**TASK DESCRIPTION:** Please filter the listing below and copy out the lines that hold "data".
---------- INPUT MATERIAL
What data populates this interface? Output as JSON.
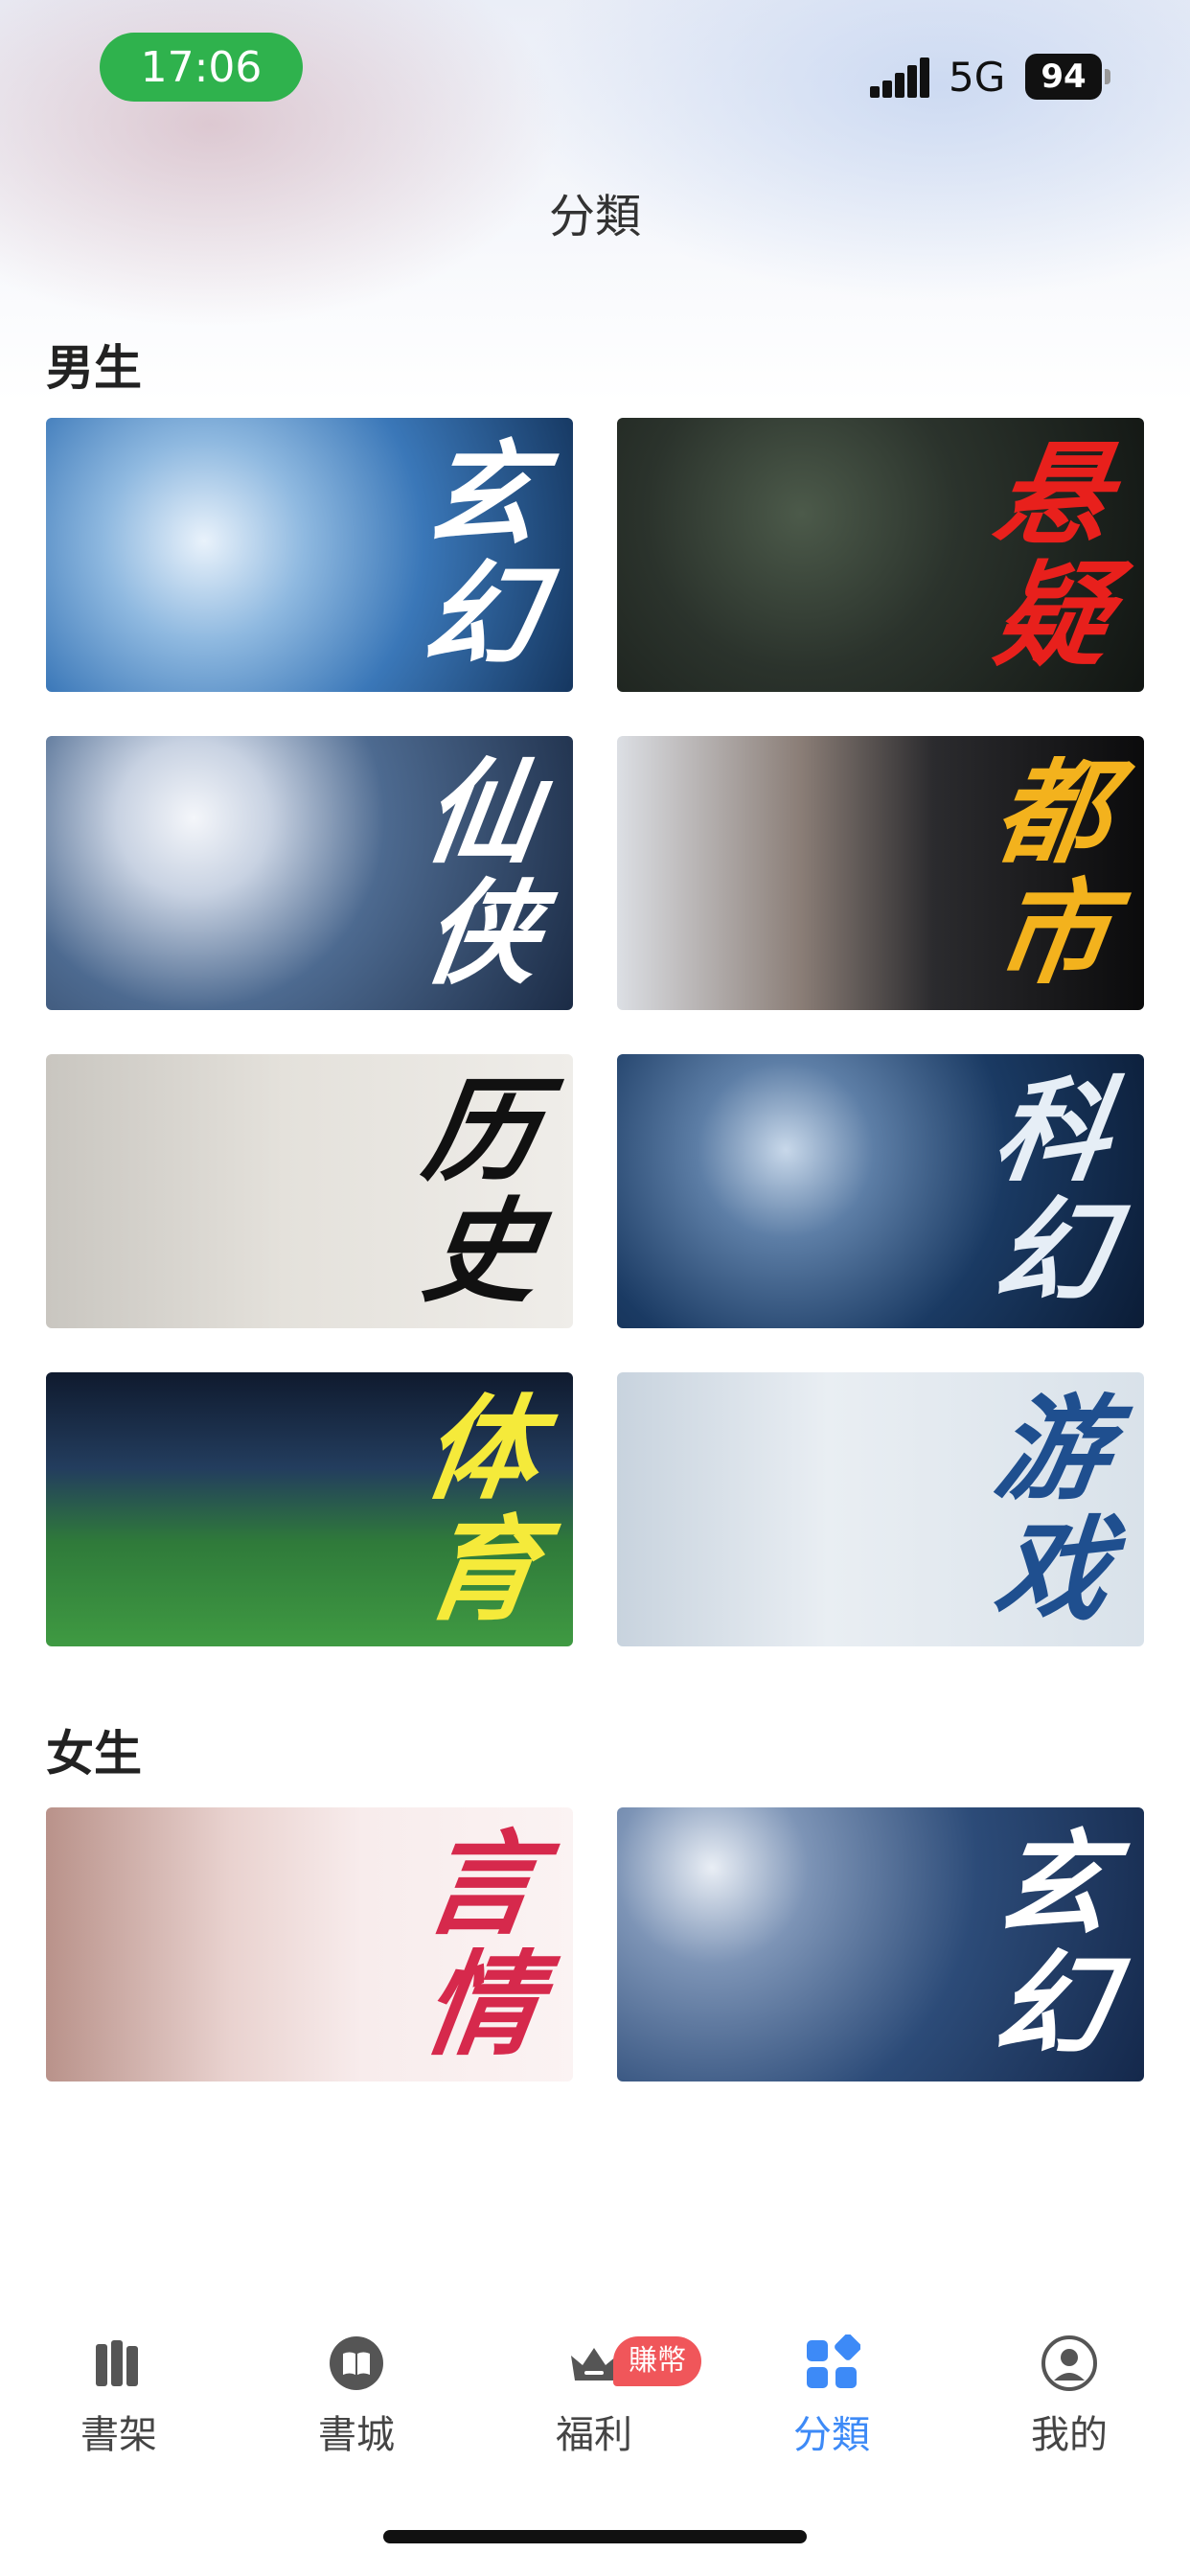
{
  "status_bar": {
    "time": "17:06",
    "network": "5G",
    "battery": "94"
  },
  "page": {
    "title": "分類"
  },
  "sections": [
    {
      "title": "男生",
      "cards": [
        {
          "label": [
            "玄",
            "幻"
          ],
          "label_color": "#ffffff"
        },
        {
          "label": [
            "悬",
            "疑"
          ],
          "label_color": "#e8201c"
        },
        {
          "label": [
            "仙",
            "侠"
          ],
          "label_color": "#ffffff"
        },
        {
          "label": [
            "都",
            "市"
          ],
          "label_color": "#f3b21d"
        },
        {
          "label": [
            "历",
            "史"
          ],
          "label_color": "#111111"
        },
        {
          "label": [
            "科",
            "幻"
          ],
          "label_color": "#e6eef6"
        },
        {
          "label": [
            "体",
            "育"
          ],
          "label_color": "#f5ea3a"
        },
        {
          "label": [
            "游",
            "戏"
          ],
          "label_color": "#1f4f8f"
        }
      ]
    },
    {
      "title": "女生",
      "cards": [
        {
          "label": [
            "言",
            "情"
          ],
          "label_color": "#d6294c"
        },
        {
          "label": [
            "玄",
            "幻"
          ],
          "label_color": "#ffffff"
        }
      ]
    }
  ],
  "tab_bar": {
    "items": [
      {
        "label": "書架",
        "icon": "bookshelf-icon"
      },
      {
        "label": "書城",
        "icon": "book-store-icon"
      },
      {
        "label": "福利",
        "icon": "crown-icon"
      },
      {
        "label": "分類",
        "icon": "category-icon"
      },
      {
        "label": "我的",
        "icon": "profile-icon"
      }
    ],
    "active": "分類",
    "badge": "賺幣"
  },
  "colors": {
    "accent": "#3d8af7",
    "status_pill": "#2fb24d",
    "badge": "#f0565a"
  }
}
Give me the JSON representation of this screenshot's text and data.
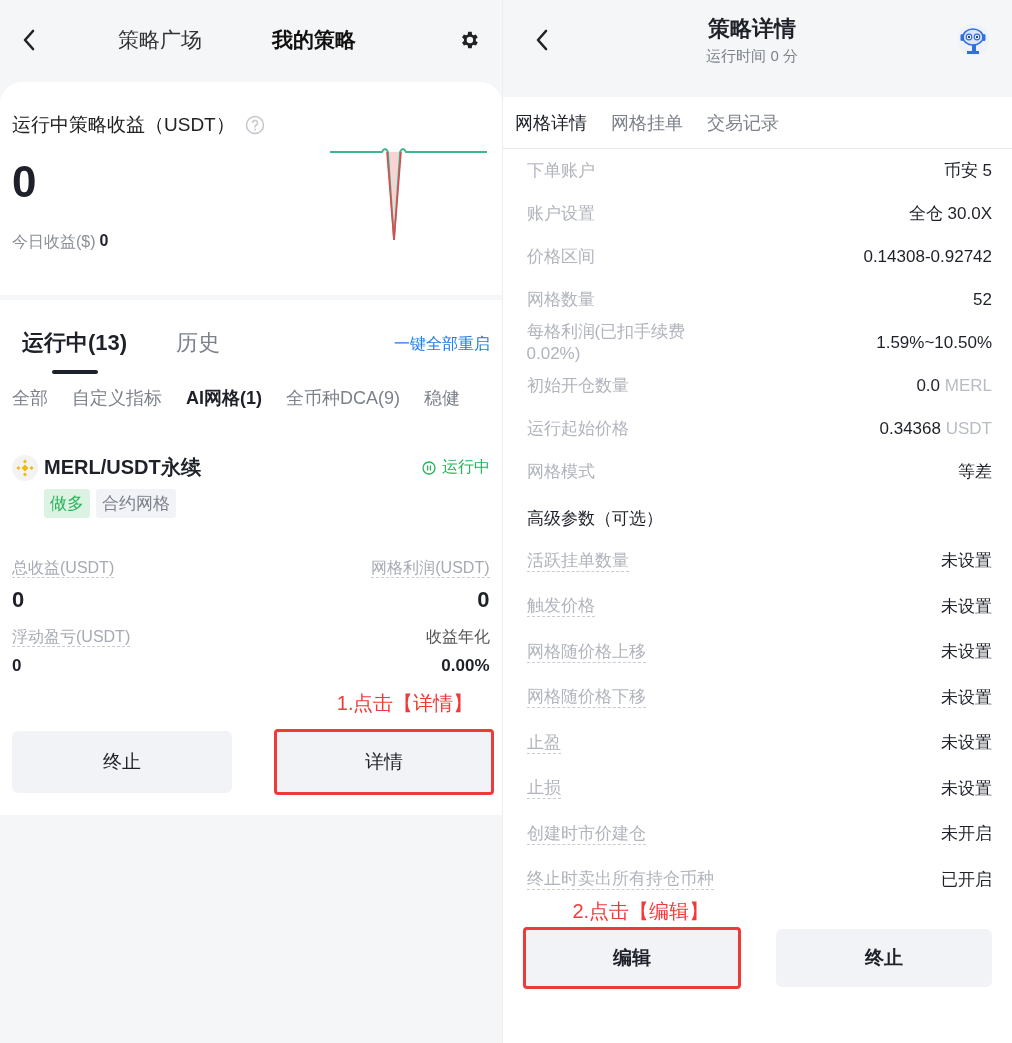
{
  "left": {
    "header_tabs": [
      {
        "label": "策略广场",
        "selected": false
      },
      {
        "label": "我的策略",
        "selected": true
      }
    ],
    "summary": {
      "title": "运行中策略收益（USDT）",
      "total": "0",
      "today_label": "今日收益($)",
      "today_value": "0"
    },
    "tabs": [
      {
        "label": "运行中(13)",
        "selected": true
      },
      {
        "label": "历史",
        "selected": false
      }
    ],
    "restart_link": "一键全部重启",
    "filters": [
      {
        "label": "全部",
        "selected": false
      },
      {
        "label": "自定义指标",
        "selected": false
      },
      {
        "label": "AI网格(1)",
        "selected": true
      },
      {
        "label": "全币种DCA(9)",
        "selected": false
      },
      {
        "label": "稳健",
        "selected": false
      }
    ],
    "strategy": {
      "pair": "MERL/USDT永续",
      "status": "运行中",
      "tags": [
        {
          "label": "做多",
          "kind": "direction"
        },
        {
          "label": "合约网格",
          "kind": "type"
        }
      ],
      "stats": [
        {
          "label": "总收益(USDT)",
          "value": "0",
          "dashed": true
        },
        {
          "label": "网格利润(USDT)",
          "value": "0",
          "dashed": true
        },
        {
          "label": "浮动盈亏(USDT)",
          "value": "0",
          "dashed": true
        },
        {
          "label": "收益年化",
          "value": "0.00%",
          "dashed": false
        }
      ]
    },
    "annotation": "1.点击【详情】",
    "buttons": [
      {
        "label": "终止",
        "highlighted": false
      },
      {
        "label": "详情",
        "highlighted": true
      }
    ]
  },
  "right": {
    "title": "策略详情",
    "subtitle": "运行时间 0 分",
    "tabs": [
      {
        "label": "网格详情",
        "selected": true
      },
      {
        "label": "网格挂单",
        "selected": false
      },
      {
        "label": "交易记录",
        "selected": false
      }
    ],
    "rows": [
      {
        "label": "下单账户",
        "value": "币安 5"
      },
      {
        "label": "账户设置",
        "value": "全仓 30.0X"
      },
      {
        "label": "价格区间",
        "value": "0.14308-0.92742"
      },
      {
        "label": "网格数量",
        "value": "52"
      },
      {
        "label": "每格利润(已扣手续费 0.02%)",
        "value": "1.59%~10.50%"
      },
      {
        "label": "初始开仓数量",
        "value": "0.0",
        "unit": "MERL"
      },
      {
        "label": "运行起始价格",
        "value": "0.34368",
        "unit": "USDT"
      },
      {
        "label": "网格模式",
        "value": "等差"
      }
    ],
    "advanced_title": "高级参数（可选）",
    "advanced_rows": [
      {
        "label": "活跃挂单数量",
        "value": "未设置",
        "dashed": true
      },
      {
        "label": "触发价格",
        "value": "未设置",
        "dashed": true
      },
      {
        "label": "网格随价格上移",
        "value": "未设置",
        "dashed": true
      },
      {
        "label": "网格随价格下移",
        "value": "未设置",
        "dashed": true
      },
      {
        "label": "止盈",
        "value": "未设置",
        "dashed": true
      },
      {
        "label": "止损",
        "value": "未设置",
        "dashed": true
      },
      {
        "label": "创建时市价建仓",
        "value": "未开启",
        "dashed": true
      },
      {
        "label": "终止时卖出所有持仓币种",
        "value": "已开启",
        "dashed": true
      }
    ],
    "annotation": "2.点击【编辑】",
    "buttons": [
      {
        "label": "编辑",
        "highlighted": true
      },
      {
        "label": "终止",
        "highlighted": false
      }
    ]
  }
}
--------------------
**EXERCISE SOLUTION:**
What data populates this interface? Output as JSON.
Give me the JSON representation of this screenshot's text and data.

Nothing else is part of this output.